  • During the 1990s there were not many rock venues. Bands performed in restaurants, hotels and night clubs. The first record companies emerged, and Taiwanese companies financed albums of the metal band Tang Dynasty and of Dou Wei, Zhang Chu and He Yong. Inspired by Beyond, Beijing-based bands such as Zero Point, Wang Feng and later Xu Wei became pop-rock bands, and despite their commercial success are often excluded from rock history.
  • By the mid-1990s a new generation of Beijing bands emerged around a number of venues in the university area of Wudaokou, such as Scream Club. These bands were mainly inspired by punk (the Ramones) and grunge (Nirvana). Successful bands include Underbaby, Brain Failure, Reflector, Lure (now disbanded) and New Pants. A number of these bands published albums with Modern Sky.
  • During the late 1990s rock bands also emerged in other parts of China. Yan Jun and other music critics promoted DIY and the idea of ‘the underground’, challenging Beijing’s centrality. Still many of these musicians traveled to Beijing, for instance to attend the Midi School of Modern Music. These out-of-towner musicians were inspired by grunge (Nirvana) and rap-metal (Rage Against the Machine). Successful bands include the Fly, No (later Zuoxiao Zuzhou), Cold Blooded Animal (later X.T.X), Tongue (now disbanded), Muma and Miserable Faith. Slightly later bands such as SUBS and PK14 have some of the anger of this generation, but are also influenced by the groovy new wave sound of the next generation.

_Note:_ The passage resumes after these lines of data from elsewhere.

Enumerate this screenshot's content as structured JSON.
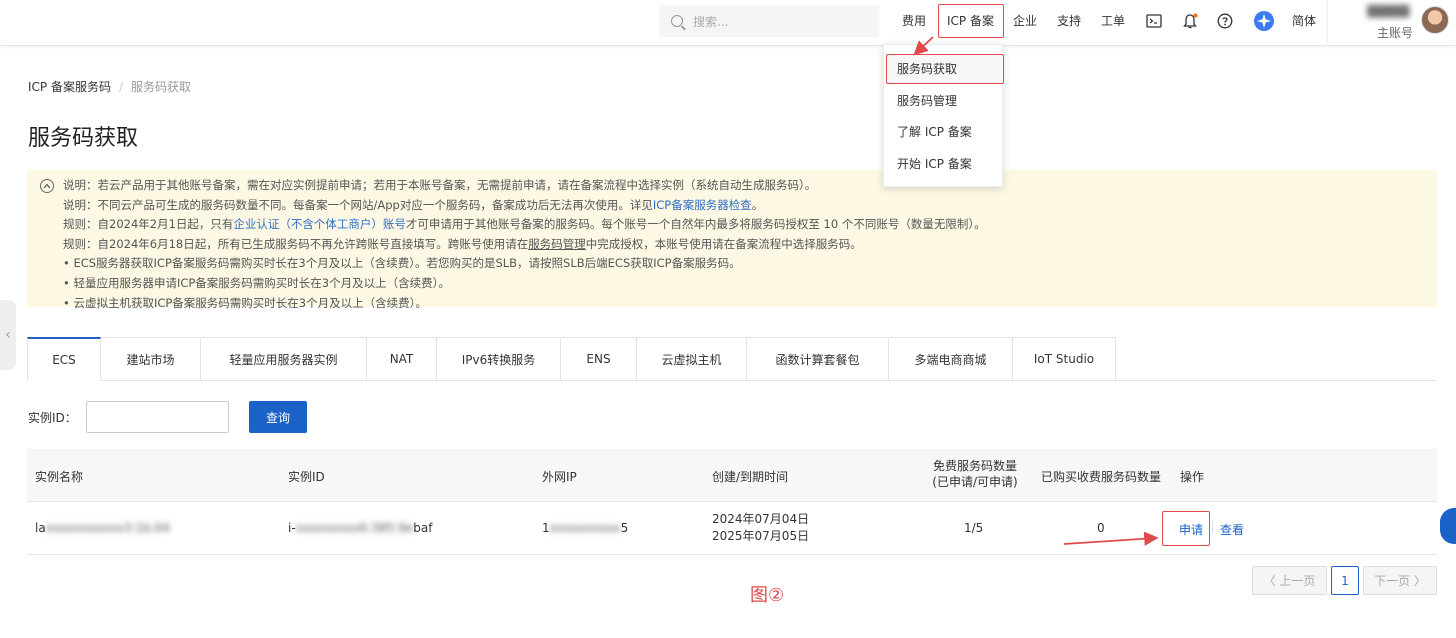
{
  "topbar": {
    "search_placeholder": "搜索...",
    "nav": {
      "fees": "费用",
      "icp": "ICP 备案",
      "enterprise": "企业",
      "support": "支持",
      "ticket": "工单",
      "lang": "简体"
    },
    "account_name": "主账号",
    "account_blurred": "▓▓▓▓▓"
  },
  "dropdown": {
    "items": [
      "服务码获取",
      "服务码管理",
      "了解 ICP 备案",
      "开始 ICP 备案"
    ]
  },
  "breadcrumb": {
    "parent": "ICP 备案服务码",
    "current": "服务码获取"
  },
  "page_title": "服务码获取",
  "notice": {
    "line1": "说明：若云产品用于其他账号备案，需在对应实例提前申请；若用于本账号备案，无需提前申请，请在备案流程中选择实例（系统自动生成服务码）。",
    "line2_pre": "说明：不同云产品可生成的服务码数量不同。每备案一个网站/App对应一个服务码，备案成功后无法再次使用。详见",
    "line2_link": "ICP备案服务器检查",
    "line2_post": "。",
    "line3_pre": "规则：自",
    "line3_date": "2024年2月1日",
    "line3_mid": "起，只有",
    "line3_link": "企业认证（不含个体工商户）账号",
    "line3_post": "才可申请用于其他账号备案的服务码。每个账号一个自然年内最多将服务码授权至 10 个不同账号（数量无限制）。",
    "line4_pre": "规则：自",
    "line4_date": "2024年6月18日",
    "line4_mid": "起，所有已生成服务码不再允许跨账号直接填写。跨账号使用请在",
    "line4_link": "服务码管理",
    "line4_post": "中完成授权，本账号使用请在备案流程中选择服务码。",
    "line5": "• ECS服务器获取ICP备案服务码需购买时长在3个月及以上（含续费）。若您购买的是SLB，请按照SLB后端ECS获取ICP备案服务码。",
    "line6": "• 轻量应用服务器申请ICP备案服务码需购买时长在3个月及以上（含续费）。",
    "line7": "• 云虚拟主机获取ICP备案服务码需购买时长在3个月及以上（含续费）。"
  },
  "tabs": [
    "ECS",
    "建站市场",
    "轻量应用服务器实例",
    "NAT",
    "IPv6转换服务",
    "ENS",
    "云虚拟主机",
    "函数计算套餐包",
    "多端电商商城",
    "IoT Studio"
  ],
  "filter": {
    "label": "实例ID：",
    "value": "",
    "button": "查询"
  },
  "table": {
    "headers": {
      "name": "实例名称",
      "id": "实例ID",
      "ip": "外网IP",
      "time": "创建/到期时间",
      "free_line1": "免费服务码数量",
      "free_line2": "(已申请/可申请)",
      "paid": "已购买收费服务码数量",
      "ops": "操作"
    },
    "rows": [
      {
        "name_visible": "la",
        "name_hidden": "xxxxxxxxxxx3:1b:04",
        "id_visible_start": "i-",
        "id_hidden": "xxxxxxxxx6:385:9e",
        "id_visible_end": "baf",
        "ip_visible_start": "1",
        "ip_hidden": "xxxxxxxxxx",
        "ip_visible_end": "5",
        "created": "2024年07月04日",
        "expires": "2025年07月05日",
        "free": "1/5",
        "paid": "0",
        "apply": "申请",
        "view": "查看"
      }
    ]
  },
  "pagination": {
    "prev": "〈 上一页",
    "current": "1",
    "next": "下一页 〉"
  },
  "caption": "图②",
  "colors": {
    "accent": "#1a62c8",
    "annotation": "#e04a4a",
    "notice_bg": "#fdf8e4"
  }
}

  • In 2001, the Second Hand Rose’s slogan ‘Big brother, so you play rock but what’s the use?’ suggested that the underground had lost contact with the society it claimed to speak out for. Slowly the anti-mainstream stance of these bands changed, and rock again embarked on the path of co-optation in the mainstream. For instance, X.T.X and Miserable Faith absorbed influences of reggae.

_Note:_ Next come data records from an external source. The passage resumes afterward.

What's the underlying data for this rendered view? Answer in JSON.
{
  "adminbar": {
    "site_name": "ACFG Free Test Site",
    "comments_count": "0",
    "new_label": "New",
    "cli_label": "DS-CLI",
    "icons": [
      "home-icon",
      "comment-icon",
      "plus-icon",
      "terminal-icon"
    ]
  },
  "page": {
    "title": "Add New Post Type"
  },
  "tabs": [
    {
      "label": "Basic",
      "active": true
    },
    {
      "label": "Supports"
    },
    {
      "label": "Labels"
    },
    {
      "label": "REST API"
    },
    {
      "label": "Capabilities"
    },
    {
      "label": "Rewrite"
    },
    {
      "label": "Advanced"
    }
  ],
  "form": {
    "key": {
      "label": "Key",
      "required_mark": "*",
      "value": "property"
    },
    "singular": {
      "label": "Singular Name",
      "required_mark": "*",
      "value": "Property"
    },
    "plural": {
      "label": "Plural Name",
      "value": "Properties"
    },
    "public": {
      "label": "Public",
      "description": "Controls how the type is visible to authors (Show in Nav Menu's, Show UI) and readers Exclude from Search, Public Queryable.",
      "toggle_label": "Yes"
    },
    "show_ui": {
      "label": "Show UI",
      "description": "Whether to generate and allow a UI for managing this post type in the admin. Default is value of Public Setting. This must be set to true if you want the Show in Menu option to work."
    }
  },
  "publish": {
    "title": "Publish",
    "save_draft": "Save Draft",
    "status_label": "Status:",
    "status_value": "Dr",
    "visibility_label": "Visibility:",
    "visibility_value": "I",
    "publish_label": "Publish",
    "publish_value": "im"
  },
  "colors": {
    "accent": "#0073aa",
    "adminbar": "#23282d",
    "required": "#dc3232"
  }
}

  • The proliferation of music festivals and the diversification of society gave bands more opportunities. Younger bands also grew up in relative comfort and opted for a more danceable and hedonistic sound, influenced by new wave (Joy Division) and electroclash.
  • There are now more bands from outside of Beijing with a nation-wide success, such as Omnipotent Youth Society (Shijiazhuang), Cold Fairyland (Shanghai) and Li Zhi (Nanjing).
  • Throughout these generations there have been bands that have incorporated Chinese instruments, but this trend is less clear in the latest generation.
  • Foreign musicians and promoters have been active in various scenes every step of the way.

 

For the complete Chapter please download the PDF below